(PROVIDED RECORDS begins)
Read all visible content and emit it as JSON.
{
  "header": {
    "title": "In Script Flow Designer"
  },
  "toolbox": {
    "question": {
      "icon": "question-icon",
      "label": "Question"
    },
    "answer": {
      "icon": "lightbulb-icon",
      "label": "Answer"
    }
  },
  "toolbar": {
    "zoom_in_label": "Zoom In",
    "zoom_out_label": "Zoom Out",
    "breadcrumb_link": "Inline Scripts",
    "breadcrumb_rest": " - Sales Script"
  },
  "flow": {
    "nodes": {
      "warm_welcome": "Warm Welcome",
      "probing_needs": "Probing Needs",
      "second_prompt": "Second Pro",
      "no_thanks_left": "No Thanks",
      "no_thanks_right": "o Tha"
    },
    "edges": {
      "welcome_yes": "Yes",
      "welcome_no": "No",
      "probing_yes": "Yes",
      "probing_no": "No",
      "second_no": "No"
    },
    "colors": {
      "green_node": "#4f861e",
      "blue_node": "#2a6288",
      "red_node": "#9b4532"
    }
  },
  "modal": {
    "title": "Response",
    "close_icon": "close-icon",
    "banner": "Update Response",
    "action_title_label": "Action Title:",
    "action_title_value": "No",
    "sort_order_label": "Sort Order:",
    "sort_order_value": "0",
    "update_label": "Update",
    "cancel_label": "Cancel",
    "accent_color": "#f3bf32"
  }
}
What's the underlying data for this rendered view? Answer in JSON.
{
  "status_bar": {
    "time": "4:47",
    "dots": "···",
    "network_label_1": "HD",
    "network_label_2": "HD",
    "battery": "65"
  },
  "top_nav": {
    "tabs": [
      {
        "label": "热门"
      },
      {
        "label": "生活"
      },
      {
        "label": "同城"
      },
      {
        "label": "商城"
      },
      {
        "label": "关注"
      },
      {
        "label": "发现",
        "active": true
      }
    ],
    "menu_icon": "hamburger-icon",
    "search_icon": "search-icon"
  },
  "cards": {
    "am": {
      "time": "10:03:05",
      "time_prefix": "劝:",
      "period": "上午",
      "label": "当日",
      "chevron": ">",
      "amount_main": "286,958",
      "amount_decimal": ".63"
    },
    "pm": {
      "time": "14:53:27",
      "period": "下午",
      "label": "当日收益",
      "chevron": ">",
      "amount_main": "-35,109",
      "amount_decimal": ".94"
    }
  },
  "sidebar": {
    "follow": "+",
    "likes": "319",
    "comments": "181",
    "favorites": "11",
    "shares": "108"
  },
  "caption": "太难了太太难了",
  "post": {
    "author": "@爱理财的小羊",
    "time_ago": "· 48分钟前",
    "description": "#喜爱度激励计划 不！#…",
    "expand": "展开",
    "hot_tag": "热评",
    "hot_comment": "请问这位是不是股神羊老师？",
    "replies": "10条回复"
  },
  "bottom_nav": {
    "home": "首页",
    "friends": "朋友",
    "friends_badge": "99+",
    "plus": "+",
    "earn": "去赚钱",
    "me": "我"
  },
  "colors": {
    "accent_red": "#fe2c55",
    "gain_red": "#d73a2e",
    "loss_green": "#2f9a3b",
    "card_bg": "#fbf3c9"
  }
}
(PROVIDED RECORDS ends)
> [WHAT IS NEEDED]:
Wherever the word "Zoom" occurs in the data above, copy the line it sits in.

> [TASK ANSWER]:
    "zoom_in_label": "Zoom In",
    "zoom_out_label": "Zoom Out",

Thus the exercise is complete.